From an individual stance, Adams turned in one of the best fantasy campaigns for a wideout on a per game basis. His 25.6 PPR points per game were the most for a wideout since Jerry Rice in 1995 (25.9) while Adams’s 17.4 standard points per game were the most for a wideout since Randy Moss in 2007 (17.9).
While Adams turned in a prolific season to go along with sensational seasons from Tyreek Hill (87-1,276-15) and Stefon Diggs (127-1,535-8) as 300-point PPR scorers, the WR1 position itself still closed the 2020 season producing its lowest overall receiving production at the position.
Fantasy WR1 (Top-12) Share of Wide Receiver Production Over the Past 10 Seasons
|WR1||PPR PT %||TGT %||REC %||REYD %||RETD%|
Outside of touchdown production, top fantasy wideouts turned in their lowest rates of fantasy points, targets, and receptions above, while their receiving yardage was just a shade higher than the next lowest rate set in 2016. Outside of the 2018 season, WR1s have been below 20% of the overall fantasy production at the position in four of the past five seasons.
Just about everyone in your fantasy league has fantasy production from their wideouts. An element in play is that as we have shifted to a pass-first NFL, more and more wide receivers are on the field than ever before. Per our personnel data at Sharp Football Stats, NFL offenses have used three or more wide receivers on 65.7% of all offensive snaps. On passing plays, that percentage jumps up to 75.7% over that span. Last season, teams used four or more wide receivers on 881 passing plays. That mark was still just 4.5% of all passing plays, but was up from 817 plays in 2019 and 610 plays in 2018 with four or more wideouts on the field for a passing play.
The bottom line is that more and more wide receivers are on the field at the same time than ever before. That has played a role in raising the production at the position, while also hurting the scoring leverage that the top fantasy performers have held over their peers at the position.
Here is the overall percentage that the WR2 (WRs 13-24) and WR3 (WRs 25-36) have produced compared to the top-12 at the position using the same timeframe from above.
Top-flight wideouts increased their margin over WR2 and WR3 fantasy wideouts last season from 2019, but you can see that their overall edge over the depth of the position has not held the same leverage as it once did going a decade back. Outside of the 2018 campaign, secondary and third subsets of wideouts have been flirting regularly with 70-80% of the fantasy output as the best of the position.
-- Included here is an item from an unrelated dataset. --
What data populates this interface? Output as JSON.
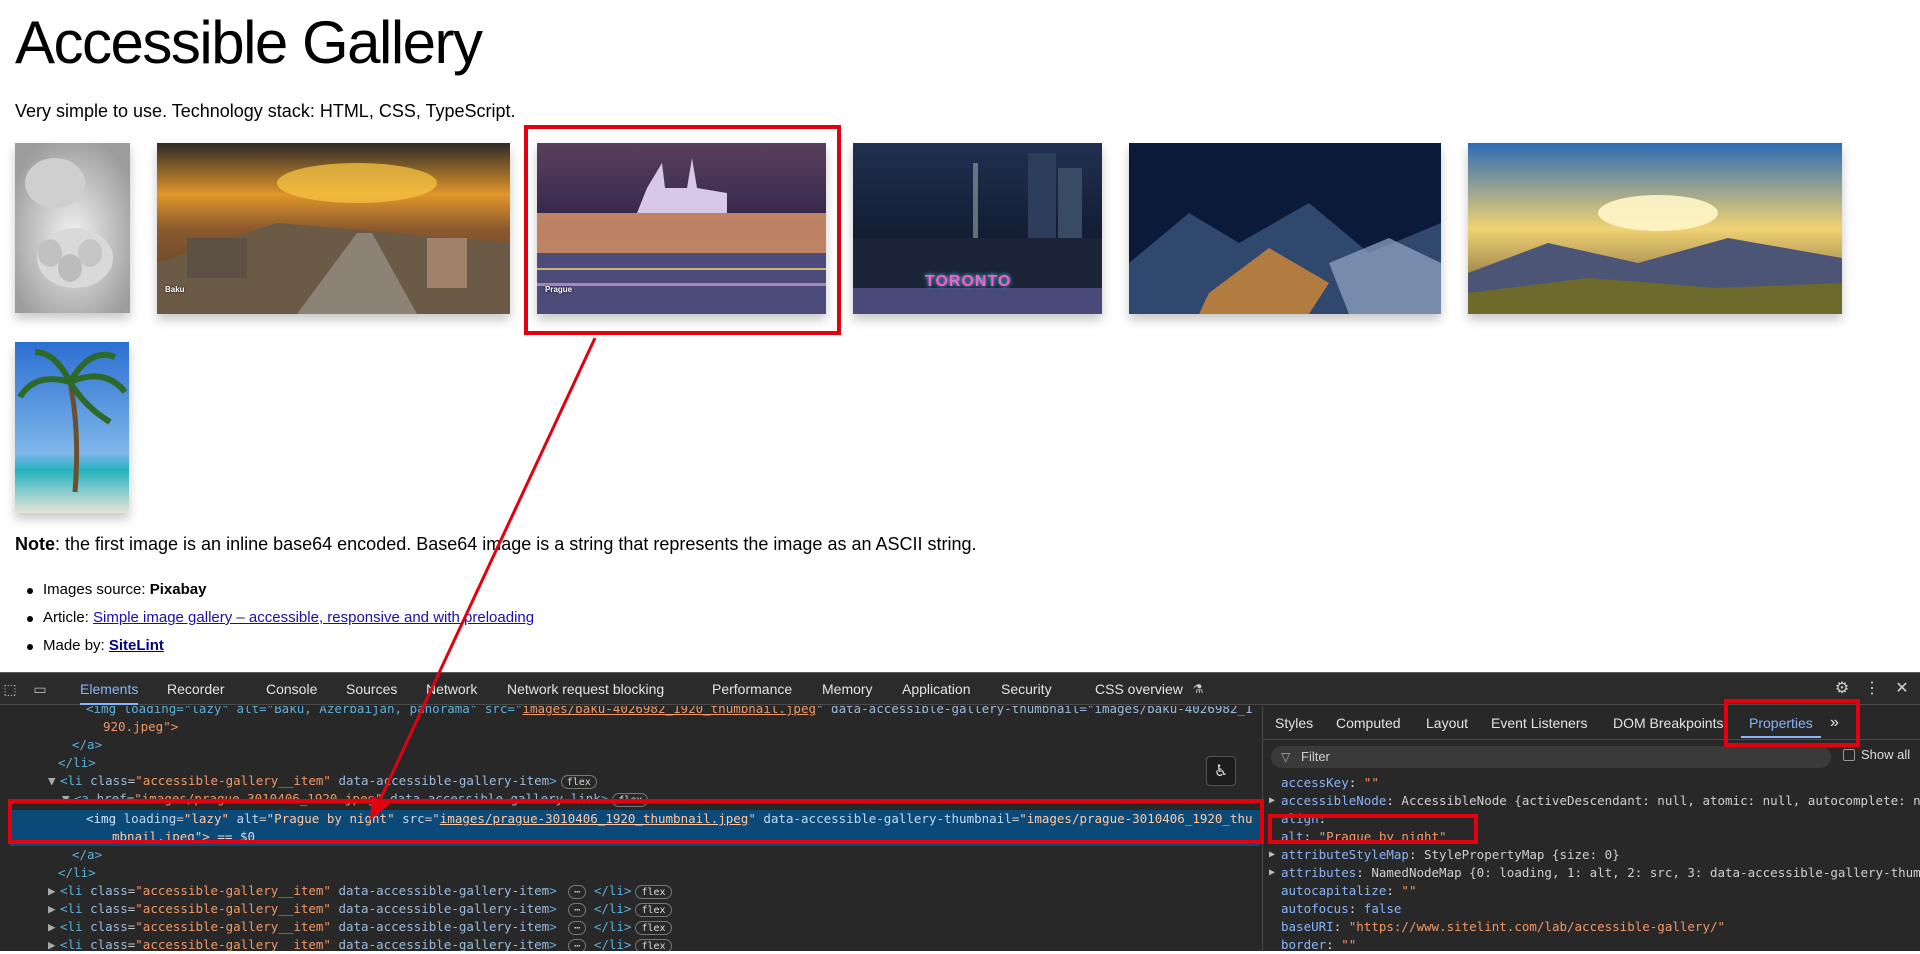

That 2018 season is beginning to look like an outlier season for the current state on divvying up their production from a league-wide stance.
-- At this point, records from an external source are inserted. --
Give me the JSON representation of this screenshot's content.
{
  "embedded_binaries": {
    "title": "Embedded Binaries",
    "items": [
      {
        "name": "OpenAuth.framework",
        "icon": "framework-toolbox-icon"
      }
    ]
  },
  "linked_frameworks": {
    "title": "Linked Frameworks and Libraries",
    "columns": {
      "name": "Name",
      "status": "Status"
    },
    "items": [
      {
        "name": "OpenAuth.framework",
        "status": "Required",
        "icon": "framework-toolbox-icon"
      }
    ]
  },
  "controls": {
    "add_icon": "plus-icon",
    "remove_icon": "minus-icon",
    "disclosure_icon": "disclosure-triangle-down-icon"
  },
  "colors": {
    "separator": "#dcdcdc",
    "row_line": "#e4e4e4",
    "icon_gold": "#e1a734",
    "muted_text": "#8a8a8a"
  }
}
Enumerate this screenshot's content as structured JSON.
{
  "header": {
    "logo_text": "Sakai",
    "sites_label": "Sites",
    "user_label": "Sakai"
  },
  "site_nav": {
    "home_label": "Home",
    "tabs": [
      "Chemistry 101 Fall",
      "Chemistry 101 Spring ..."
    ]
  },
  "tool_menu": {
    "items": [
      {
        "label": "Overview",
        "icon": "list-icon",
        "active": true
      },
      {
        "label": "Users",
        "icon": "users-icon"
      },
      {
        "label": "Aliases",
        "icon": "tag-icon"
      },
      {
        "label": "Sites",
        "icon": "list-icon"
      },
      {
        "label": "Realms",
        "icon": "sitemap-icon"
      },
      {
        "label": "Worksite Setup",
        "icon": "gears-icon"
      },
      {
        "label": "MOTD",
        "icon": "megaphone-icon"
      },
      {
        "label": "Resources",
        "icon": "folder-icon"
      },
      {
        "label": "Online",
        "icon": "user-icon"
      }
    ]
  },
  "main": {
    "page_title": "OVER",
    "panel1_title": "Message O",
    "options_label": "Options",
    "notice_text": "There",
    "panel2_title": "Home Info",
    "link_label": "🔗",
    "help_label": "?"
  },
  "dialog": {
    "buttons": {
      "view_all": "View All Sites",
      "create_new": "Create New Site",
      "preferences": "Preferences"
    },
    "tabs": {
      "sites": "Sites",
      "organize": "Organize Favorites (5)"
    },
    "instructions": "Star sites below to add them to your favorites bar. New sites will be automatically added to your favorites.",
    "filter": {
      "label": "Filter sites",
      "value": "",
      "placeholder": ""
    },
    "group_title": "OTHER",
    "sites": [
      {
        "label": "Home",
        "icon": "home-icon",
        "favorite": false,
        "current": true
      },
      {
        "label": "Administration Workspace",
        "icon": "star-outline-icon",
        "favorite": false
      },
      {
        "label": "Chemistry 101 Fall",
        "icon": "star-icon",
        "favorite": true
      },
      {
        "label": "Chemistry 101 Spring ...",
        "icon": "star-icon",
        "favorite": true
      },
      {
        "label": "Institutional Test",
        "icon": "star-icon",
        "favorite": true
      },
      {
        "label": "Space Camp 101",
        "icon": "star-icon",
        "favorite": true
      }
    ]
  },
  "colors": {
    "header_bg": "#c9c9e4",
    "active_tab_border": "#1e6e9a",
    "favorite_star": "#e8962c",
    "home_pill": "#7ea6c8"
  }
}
Adams, Hill, and Diggs still held a significant edge on the field as top wideouts, but even both Hill (91.8%) and Diggs (91.7%) matched at least 90% of the production of the WR1 Adams while the WR4 (DeAndre Hopkins) was at 80.3%. At least 10 wideouts produced 70% of the fantasy output as the WR1 with 15 matching two-thirds or more.
Compared to the running back position, those marks were just four and seven players while tight end was just one at each arbitrary mark. Adams scored more fantasy points than all but one running back, but the RB2 produced just 89.4% of the RB1 points, the RB12 at 54.7%, and the RB24 at 44.6% while the WR2 was at 91.8%, the WR12 at 69.1%, and the WR24 at 59.2% of the top wideout. That replaceability component where top running backs have held higher positional leverage than top wideouts is something that has remained consistent in fantasy football.
Both Adams and Hill have a body of work to warrant them as first-round fantasy considerations entering 2021, but I will be anticipating the position to offer a wealth of options in rounds 3-7 that are starting quality while that pool of running backs is relatively dried up.